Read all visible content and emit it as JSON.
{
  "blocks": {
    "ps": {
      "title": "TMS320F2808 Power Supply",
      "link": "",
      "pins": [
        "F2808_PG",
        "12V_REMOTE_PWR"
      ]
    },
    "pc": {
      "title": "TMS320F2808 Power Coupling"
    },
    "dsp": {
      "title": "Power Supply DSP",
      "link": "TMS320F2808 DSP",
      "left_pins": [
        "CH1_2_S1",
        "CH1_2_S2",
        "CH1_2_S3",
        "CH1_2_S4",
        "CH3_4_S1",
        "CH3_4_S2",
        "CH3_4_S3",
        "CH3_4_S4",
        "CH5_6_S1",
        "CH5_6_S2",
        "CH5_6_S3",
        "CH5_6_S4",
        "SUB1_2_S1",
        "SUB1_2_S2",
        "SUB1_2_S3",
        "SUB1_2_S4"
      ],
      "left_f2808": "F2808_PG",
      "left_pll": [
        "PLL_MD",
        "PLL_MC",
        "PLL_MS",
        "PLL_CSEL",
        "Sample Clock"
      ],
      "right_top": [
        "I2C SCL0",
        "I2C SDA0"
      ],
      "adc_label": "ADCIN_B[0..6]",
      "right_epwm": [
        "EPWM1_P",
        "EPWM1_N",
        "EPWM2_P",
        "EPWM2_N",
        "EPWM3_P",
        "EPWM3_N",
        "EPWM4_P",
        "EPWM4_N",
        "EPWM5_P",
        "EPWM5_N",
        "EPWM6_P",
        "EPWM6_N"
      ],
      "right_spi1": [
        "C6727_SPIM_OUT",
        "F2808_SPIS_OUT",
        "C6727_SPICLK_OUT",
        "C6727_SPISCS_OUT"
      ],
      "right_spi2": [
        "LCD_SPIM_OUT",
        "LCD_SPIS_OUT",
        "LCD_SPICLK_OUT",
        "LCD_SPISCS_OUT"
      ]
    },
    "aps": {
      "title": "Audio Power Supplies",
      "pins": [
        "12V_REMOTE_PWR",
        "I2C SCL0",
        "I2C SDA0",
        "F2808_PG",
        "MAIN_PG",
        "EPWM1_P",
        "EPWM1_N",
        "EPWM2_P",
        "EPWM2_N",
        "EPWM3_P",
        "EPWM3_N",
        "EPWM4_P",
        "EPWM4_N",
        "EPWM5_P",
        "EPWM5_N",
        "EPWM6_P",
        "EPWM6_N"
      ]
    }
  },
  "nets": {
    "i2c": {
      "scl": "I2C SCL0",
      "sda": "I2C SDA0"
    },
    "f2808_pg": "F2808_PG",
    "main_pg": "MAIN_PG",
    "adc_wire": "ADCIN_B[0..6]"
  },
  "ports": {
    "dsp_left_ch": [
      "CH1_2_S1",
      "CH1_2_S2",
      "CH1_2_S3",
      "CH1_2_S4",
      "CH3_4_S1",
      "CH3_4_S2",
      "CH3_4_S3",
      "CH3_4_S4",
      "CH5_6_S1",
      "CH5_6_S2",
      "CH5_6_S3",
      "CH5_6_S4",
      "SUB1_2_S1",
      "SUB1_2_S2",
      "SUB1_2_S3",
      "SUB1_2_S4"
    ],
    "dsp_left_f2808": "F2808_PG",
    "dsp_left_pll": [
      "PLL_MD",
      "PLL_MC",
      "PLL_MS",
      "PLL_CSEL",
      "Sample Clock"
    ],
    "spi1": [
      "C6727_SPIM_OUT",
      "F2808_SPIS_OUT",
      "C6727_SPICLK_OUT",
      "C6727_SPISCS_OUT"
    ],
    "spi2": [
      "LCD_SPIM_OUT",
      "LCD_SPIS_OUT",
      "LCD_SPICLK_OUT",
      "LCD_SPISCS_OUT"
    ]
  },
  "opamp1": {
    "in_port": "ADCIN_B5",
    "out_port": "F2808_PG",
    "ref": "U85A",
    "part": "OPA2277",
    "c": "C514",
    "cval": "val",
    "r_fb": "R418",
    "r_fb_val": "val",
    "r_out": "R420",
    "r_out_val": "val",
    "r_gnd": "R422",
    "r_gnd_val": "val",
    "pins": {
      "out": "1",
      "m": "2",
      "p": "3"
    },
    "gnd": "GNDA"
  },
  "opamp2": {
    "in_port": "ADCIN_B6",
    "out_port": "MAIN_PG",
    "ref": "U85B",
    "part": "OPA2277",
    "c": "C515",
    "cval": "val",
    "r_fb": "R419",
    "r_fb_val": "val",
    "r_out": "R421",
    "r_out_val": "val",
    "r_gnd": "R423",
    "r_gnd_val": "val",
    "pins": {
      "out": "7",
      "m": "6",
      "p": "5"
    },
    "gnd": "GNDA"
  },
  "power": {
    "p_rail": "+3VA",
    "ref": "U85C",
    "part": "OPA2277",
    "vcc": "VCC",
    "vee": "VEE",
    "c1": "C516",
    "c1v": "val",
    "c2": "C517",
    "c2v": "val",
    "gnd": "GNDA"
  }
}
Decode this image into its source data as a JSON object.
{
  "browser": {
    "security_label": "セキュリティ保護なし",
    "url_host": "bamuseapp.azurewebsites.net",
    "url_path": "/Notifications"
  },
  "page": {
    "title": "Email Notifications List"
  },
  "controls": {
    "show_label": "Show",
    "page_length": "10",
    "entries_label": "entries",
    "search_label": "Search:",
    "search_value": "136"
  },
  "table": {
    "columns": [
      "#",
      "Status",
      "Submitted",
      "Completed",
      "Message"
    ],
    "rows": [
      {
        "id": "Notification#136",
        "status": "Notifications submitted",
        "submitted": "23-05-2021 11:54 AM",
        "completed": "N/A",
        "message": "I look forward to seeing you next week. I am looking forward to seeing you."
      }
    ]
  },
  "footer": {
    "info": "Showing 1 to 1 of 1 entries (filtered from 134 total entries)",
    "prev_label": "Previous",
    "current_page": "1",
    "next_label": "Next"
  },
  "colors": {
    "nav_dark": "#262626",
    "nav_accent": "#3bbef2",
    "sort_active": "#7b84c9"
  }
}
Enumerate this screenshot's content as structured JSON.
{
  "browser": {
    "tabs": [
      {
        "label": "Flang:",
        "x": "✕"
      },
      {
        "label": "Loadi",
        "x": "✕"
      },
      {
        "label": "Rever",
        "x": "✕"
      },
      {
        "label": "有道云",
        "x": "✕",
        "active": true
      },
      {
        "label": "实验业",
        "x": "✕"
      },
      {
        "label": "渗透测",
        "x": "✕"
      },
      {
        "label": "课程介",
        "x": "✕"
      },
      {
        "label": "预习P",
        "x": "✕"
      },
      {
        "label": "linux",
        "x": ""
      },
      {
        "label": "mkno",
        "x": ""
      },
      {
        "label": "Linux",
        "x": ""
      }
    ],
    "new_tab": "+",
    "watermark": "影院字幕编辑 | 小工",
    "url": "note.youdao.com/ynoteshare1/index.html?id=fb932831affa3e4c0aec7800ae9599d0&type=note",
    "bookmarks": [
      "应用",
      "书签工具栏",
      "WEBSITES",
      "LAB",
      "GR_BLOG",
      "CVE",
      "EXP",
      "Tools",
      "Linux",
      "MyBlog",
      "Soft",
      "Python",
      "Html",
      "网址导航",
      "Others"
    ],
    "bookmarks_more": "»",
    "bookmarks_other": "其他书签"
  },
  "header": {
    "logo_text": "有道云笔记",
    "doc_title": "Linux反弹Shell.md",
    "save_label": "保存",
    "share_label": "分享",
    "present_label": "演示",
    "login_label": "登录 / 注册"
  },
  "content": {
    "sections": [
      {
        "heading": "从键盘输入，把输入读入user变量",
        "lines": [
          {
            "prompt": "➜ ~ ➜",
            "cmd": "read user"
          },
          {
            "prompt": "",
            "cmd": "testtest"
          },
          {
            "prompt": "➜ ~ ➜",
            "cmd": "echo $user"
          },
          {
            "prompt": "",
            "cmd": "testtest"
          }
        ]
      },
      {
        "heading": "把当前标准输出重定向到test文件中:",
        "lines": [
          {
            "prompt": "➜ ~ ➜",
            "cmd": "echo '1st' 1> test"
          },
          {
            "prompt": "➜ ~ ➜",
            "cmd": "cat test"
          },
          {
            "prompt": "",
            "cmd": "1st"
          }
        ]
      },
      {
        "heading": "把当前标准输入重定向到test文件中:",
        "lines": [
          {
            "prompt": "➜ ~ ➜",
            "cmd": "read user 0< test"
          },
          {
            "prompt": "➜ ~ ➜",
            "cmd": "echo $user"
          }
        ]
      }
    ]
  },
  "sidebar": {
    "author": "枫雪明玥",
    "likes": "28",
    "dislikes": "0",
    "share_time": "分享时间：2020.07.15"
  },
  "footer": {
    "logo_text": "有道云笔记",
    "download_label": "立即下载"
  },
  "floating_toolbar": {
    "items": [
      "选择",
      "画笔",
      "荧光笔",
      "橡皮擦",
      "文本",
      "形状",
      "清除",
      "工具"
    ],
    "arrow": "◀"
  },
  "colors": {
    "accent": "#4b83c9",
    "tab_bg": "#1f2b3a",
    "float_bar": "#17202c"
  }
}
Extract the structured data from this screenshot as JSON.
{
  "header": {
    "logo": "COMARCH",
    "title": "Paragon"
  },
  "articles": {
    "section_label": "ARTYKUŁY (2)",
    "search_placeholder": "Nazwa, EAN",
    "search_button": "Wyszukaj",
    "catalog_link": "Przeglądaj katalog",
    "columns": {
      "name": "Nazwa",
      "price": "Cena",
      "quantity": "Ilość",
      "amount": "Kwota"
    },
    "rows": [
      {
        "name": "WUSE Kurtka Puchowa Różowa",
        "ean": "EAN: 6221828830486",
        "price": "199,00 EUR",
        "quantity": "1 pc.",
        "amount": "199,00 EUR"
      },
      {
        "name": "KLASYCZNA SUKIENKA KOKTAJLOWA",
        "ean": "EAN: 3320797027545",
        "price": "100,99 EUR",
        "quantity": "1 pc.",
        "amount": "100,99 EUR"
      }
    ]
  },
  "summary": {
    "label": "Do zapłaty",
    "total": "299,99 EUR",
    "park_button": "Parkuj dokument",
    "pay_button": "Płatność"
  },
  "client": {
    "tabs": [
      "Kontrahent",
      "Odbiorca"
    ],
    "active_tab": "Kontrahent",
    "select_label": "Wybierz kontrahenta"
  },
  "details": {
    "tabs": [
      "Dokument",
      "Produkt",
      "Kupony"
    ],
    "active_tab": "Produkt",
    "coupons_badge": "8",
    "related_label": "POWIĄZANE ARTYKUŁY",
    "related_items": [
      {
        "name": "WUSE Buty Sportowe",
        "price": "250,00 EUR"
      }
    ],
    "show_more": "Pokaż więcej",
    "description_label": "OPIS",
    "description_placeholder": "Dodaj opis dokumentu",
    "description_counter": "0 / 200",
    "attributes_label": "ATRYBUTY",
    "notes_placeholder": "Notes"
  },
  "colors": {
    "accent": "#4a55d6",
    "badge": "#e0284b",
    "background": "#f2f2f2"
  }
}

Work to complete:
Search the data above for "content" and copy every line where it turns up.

Answer:
Read all visible content and emit it as JSON.
Enumerate this screenshot's content as structured JSON.
  "content": {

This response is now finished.